**Problem statement**
The response must reproduce every record in full.

(Stored data)
──────────────────────────────
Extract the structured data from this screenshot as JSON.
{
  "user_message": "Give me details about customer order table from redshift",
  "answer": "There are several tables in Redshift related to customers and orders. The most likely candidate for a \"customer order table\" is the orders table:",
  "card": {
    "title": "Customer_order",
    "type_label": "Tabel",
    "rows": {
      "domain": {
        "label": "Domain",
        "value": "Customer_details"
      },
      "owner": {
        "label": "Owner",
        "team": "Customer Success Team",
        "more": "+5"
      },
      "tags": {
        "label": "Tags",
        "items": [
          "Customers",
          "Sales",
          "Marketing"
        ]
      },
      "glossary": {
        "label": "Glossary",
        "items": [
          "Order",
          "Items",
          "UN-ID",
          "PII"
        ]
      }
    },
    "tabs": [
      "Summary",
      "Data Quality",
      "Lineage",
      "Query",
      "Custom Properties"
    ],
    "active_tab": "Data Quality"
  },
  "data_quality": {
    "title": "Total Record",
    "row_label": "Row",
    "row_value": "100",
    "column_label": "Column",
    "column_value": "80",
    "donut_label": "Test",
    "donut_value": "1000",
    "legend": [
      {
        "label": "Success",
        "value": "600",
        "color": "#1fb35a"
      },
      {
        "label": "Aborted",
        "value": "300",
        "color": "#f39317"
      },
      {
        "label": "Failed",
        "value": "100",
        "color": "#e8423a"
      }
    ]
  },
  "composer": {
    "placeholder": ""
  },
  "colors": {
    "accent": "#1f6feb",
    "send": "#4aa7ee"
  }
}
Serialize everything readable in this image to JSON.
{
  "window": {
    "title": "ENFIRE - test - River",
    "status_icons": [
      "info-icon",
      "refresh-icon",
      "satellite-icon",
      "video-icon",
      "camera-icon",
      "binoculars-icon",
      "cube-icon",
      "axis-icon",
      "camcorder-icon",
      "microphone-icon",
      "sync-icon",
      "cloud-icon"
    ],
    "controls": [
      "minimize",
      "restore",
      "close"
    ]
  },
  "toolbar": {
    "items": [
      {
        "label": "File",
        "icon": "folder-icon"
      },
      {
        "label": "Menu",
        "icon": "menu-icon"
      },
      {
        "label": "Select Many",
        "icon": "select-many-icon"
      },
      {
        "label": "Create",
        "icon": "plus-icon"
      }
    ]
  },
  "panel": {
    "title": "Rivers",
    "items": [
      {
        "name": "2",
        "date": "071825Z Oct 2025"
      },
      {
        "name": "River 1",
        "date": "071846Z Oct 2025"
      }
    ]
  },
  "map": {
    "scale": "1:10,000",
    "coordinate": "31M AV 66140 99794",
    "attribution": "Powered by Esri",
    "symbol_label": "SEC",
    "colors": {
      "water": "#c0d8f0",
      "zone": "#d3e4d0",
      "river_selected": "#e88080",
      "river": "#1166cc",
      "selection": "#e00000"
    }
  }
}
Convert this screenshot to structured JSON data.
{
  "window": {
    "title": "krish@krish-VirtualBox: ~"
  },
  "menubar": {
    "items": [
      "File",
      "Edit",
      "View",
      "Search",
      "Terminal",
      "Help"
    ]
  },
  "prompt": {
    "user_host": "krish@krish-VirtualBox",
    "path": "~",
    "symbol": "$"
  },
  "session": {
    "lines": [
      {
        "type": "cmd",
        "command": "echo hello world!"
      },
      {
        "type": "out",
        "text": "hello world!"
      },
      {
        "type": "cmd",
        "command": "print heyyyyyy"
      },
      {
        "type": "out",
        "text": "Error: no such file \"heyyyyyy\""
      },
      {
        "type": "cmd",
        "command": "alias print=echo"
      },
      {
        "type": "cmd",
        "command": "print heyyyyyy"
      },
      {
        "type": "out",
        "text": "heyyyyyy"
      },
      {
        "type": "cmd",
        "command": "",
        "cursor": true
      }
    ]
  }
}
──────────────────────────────
**Exercise response**
Extract the structured data from this screenshot as JSON.
{
  "user_message": "Give me details about customer order table from redshift",
  "answer": "There are several tables in Redshift related to customers and orders. The most likely candidate for a \"customer order table\" is the orders table:",
  "card": {
    "title": "Customer_order",
    "type_label": "Tabel",
    "rows": {
      "domain": {
        "label": "Domain",
        "value": "Customer_details"
      },
      "owner": {
        "label": "Owner",
        "team": "Customer Success Team",
        "more": "+5"
      },
      "tags": {
        "label": "Tags",
        "items": [
          "Customers",
          "Sales",
          "Marketing"
        ]
      },
      "glossary": {
        "label": "Glossary",
        "items": [
          "Order",
          "Items",
          "UN-ID",
          "PII"
        ]
      }
    },
    "tabs": [
      "Summary",
      "Data Quality",
      "Lineage",
      "Query",
      "Custom Properties"
    ],
    "active_tab": "Data Quality"
  },
  "data_quality": {
    "title": "Total Record",
    "row_label": "Row",
    "row_value": "100",
    "column_label": "Column",
    "column_value": "80",
    "donut_label": "Test",
    "donut_value": "1000",
    "legend": [
      {
        "label": "Success",
        "value": "600",
        "color": "#1fb35a"
      },
      {
        "label": "Aborted",
        "value": "300",
        "color": "#f39317"
      },
      {
        "label": "Failed",
        "value": "100",
        "color": "#e8423a"
      }
    ]
  },
  "composer": {
    "placeholder": ""
  },
  "colors": {
    "accent": "#1f6feb",
    "send": "#4aa7ee"
  }
}
Serialize everything readable in this image to JSON.
{
  "window": {
    "title": "ENFIRE - test - River",
    "status_icons": [
      "info-icon",
      "refresh-icon",
      "satellite-icon",
      "video-icon",
      "camera-icon",
      "binoculars-icon",
      "cube-icon",
      "axis-icon",
      "camcorder-icon",
      "microphone-icon",
      "sync-icon",
      "cloud-icon"
    ],
    "controls": [
      "minimize",
      "restore",
      "close"
    ]
  },
  "toolbar": {
    "items": [
      {
        "label": "File",
        "icon": "folder-icon"
      },
      {
        "label": "Menu",
        "icon": "menu-icon"
      },
      {
        "label": "Select Many",
        "icon": "select-many-icon"
      },
      {
        "label": "Create",
        "icon": "plus-icon"
      }
    ]
  },
  "panel": {
    "title": "Rivers",
    "items": [
      {
        "name": "2",
        "date": "071825Z Oct 2025"
      },
      {
        "name": "River 1",
        "date": "071846Z Oct 2025"
      }
    ]
  },
  "map": {
    "scale": "1:10,000",
    "coordinate": "31M AV 66140 99794",
    "attribution": "Powered by Esri",
    "symbol_label": "SEC",
    "colors": {
      "water": "#c0d8f0",
      "zone": "#d3e4d0",
      "river_selected": "#e88080",
      "river": "#1166cc",
      "selection": "#e00000"
    }
  }
}
Convert this screenshot to structured JSON data.
{
  "window": {
    "title": "krish@krish-VirtualBox: ~"
  },
  "menubar": {
    "items": [
      "File",
      "Edit",
      "View",
      "Search",
      "Terminal",
      "Help"
    ]
  },
  "prompt": {
    "user_host": "krish@krish-VirtualBox",
    "path": "~",
    "symbol": "$"
  },
  "session": {
    "lines": [
      {
        "type": "cmd",
        "command": "echo hello world!"
      },
      {
        "type": "out",
        "text": "hello world!"
      },
      {
        "type": "cmd",
        "command": "print heyyyyyy"
      },
      {
        "type": "out",
        "text": "Error: no such file \"heyyyyyy\""
      },
      {
        "type": "cmd",
        "command": "alias print=echo"
      },
      {
        "type": "cmd",
        "command": "print heyyyyyy"
      },
      {
        "type": "out",
        "text": "heyyyyyy"
      },
      {
        "type": "cmd",
        "command": "",
        "cursor": true
      }
    ]
  }
}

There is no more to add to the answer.